> **WHAT THE TASK ASKS**
Gather every line in the records below that contains the word "Describe".

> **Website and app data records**
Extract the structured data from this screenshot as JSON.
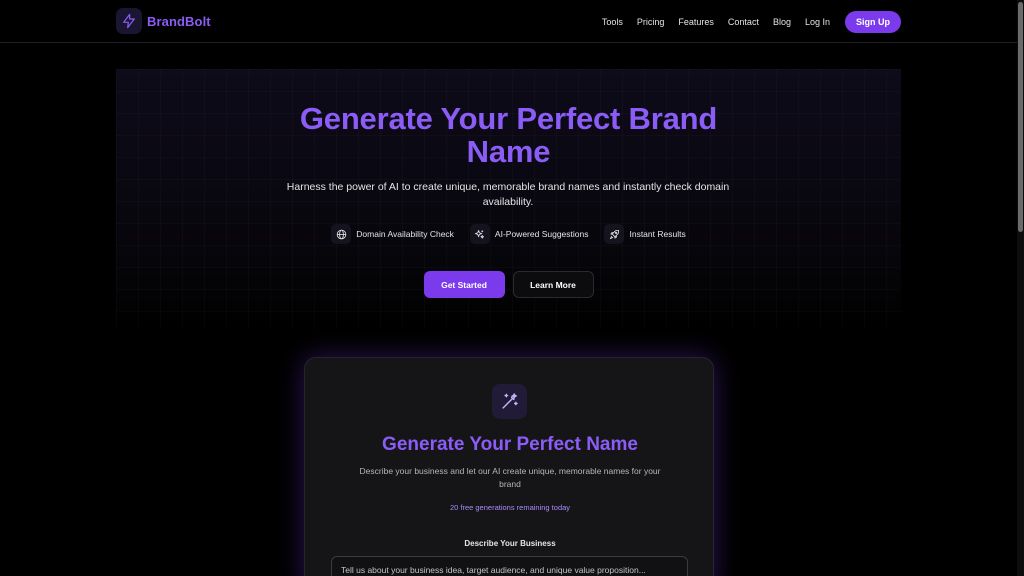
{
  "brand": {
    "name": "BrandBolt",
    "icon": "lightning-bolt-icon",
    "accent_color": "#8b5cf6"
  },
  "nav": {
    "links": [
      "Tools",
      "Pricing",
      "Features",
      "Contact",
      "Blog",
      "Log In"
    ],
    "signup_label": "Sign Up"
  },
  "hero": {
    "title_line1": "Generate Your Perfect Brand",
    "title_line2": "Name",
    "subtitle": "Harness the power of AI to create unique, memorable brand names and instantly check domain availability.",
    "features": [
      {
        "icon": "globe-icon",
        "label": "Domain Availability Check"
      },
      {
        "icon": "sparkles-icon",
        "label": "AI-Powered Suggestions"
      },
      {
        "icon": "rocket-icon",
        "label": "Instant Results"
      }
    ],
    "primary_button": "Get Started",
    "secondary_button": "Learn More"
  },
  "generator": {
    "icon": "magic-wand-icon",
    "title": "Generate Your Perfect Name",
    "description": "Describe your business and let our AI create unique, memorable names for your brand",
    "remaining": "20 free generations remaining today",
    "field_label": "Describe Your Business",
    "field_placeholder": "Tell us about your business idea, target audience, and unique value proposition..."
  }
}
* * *
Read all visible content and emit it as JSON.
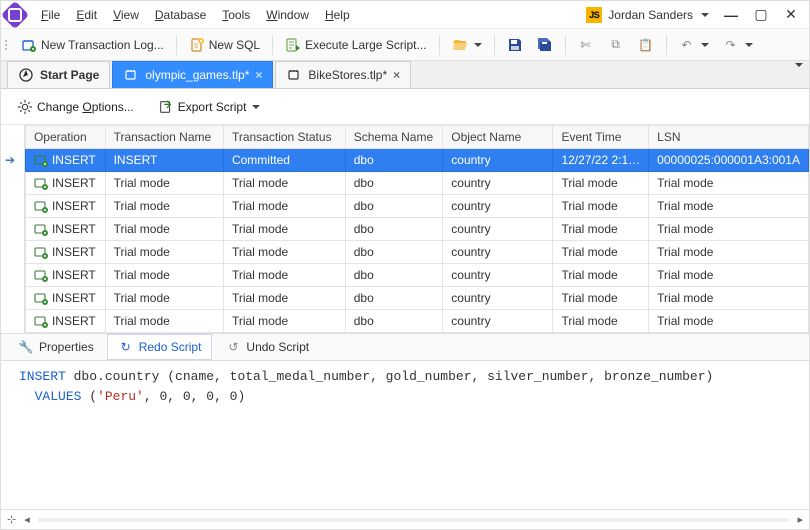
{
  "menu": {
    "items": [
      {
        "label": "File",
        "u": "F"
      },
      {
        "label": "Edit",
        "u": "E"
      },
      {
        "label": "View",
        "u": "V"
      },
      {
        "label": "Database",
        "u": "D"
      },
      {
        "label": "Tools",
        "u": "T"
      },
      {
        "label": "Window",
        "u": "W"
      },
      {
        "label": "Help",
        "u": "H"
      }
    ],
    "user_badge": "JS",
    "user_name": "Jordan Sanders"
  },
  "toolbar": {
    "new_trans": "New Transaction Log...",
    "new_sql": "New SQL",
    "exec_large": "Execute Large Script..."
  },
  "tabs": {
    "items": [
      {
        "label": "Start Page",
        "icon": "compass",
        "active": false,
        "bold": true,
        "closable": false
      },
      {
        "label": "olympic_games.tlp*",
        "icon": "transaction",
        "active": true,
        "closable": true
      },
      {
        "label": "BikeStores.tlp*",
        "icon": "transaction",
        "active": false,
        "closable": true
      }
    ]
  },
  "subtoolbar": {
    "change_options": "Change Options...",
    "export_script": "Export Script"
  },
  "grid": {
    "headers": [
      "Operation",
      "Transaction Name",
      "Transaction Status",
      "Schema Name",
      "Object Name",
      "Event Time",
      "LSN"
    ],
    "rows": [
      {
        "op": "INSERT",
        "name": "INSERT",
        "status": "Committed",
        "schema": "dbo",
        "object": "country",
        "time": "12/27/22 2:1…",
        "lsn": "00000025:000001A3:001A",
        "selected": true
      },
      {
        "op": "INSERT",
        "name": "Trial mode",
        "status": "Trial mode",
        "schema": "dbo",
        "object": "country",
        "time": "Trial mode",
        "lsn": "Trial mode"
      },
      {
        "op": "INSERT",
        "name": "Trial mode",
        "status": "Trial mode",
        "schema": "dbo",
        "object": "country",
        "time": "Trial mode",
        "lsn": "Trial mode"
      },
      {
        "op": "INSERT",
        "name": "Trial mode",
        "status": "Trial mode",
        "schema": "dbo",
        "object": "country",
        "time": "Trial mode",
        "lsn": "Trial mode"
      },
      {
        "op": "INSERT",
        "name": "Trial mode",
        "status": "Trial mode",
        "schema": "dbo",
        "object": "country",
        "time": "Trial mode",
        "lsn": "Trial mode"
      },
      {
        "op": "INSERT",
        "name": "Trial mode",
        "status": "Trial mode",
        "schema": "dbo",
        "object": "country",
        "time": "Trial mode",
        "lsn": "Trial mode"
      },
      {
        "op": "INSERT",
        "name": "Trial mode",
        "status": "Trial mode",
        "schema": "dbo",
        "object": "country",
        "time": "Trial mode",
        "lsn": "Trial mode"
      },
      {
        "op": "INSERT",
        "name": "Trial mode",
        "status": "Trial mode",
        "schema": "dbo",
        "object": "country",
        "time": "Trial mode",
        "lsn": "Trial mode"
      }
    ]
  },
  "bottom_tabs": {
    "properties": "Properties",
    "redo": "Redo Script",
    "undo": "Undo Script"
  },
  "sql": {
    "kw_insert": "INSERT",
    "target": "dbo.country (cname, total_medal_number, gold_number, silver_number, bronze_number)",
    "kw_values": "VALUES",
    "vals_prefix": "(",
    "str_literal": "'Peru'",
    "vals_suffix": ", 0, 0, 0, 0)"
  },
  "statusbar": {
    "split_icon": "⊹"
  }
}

> **REPLY**
    "description": "Describe your business and let our AI create unique, memorable names for your brand",
    "field_label": "Describe Your Business",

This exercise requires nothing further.